Though it is not the most readable part of this book, the section for which it is primarily remembered is the introduction to the first chapter, ¡§A Theory of Phonology¡¨. Here Halle lays out a number of assumptions claimed to be necessary to an adequate phonological theory, but he argues a level of representation meeting the specific conditions of structuralists phonemics cannot naturally be incorporated into such a theory.
In order to account for ¡§ambiguities due to homophony¡¨ a morphophonemic representation is indispensable and a universal phonetic representation is similarly necessary to express the facts of speech. The latter is, for Halle, one in which all of the features in a universal inventory- for example, the Jaobsonian system are specified in a way that has a direct acoustic and articulary interpretation. In contrast to both of these, a structuralist phonemic representation has the property of specifying all and only the distinctive sound properties of an utterance, while still being recoverable from phonetic data alone. Halle¡¦s argument was that such a representation can not in general be incorporated in an analysis without resulting in ¡§an unwarranted complication which has no place in a scientific description of language¡¨.

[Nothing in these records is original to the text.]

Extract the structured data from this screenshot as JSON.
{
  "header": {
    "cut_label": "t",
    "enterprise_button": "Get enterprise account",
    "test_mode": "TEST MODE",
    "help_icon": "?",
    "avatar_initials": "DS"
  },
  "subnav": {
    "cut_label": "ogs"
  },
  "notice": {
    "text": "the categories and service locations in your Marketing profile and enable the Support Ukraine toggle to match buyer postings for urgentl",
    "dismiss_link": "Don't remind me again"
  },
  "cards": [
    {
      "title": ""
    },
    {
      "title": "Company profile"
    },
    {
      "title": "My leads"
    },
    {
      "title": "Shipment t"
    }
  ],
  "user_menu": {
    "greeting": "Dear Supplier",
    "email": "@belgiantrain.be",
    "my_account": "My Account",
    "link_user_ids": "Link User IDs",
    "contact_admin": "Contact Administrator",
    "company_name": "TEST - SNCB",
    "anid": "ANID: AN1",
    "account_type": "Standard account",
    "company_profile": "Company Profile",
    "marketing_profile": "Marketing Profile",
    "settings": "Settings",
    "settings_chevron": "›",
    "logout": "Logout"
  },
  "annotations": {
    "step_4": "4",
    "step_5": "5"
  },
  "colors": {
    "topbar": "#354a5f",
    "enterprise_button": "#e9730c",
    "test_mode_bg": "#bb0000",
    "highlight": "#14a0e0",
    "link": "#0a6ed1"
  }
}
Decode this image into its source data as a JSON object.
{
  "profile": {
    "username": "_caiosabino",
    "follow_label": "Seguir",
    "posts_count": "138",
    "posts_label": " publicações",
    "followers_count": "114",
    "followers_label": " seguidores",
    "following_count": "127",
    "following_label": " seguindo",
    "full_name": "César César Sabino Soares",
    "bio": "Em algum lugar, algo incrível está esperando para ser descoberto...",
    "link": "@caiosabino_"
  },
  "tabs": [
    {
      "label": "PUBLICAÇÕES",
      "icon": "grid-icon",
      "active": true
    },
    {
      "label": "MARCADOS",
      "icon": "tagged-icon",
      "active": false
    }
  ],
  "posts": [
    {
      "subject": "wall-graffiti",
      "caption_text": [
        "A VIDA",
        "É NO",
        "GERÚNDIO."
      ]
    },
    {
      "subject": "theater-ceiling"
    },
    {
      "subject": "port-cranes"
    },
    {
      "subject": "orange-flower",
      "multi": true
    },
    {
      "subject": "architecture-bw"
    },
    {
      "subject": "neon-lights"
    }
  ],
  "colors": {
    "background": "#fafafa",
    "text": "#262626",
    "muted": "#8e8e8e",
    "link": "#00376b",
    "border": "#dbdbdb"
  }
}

~ Adopted from Stephen R. Anderson.1985.Phonology in the Twentieth Century. UP: Chicago.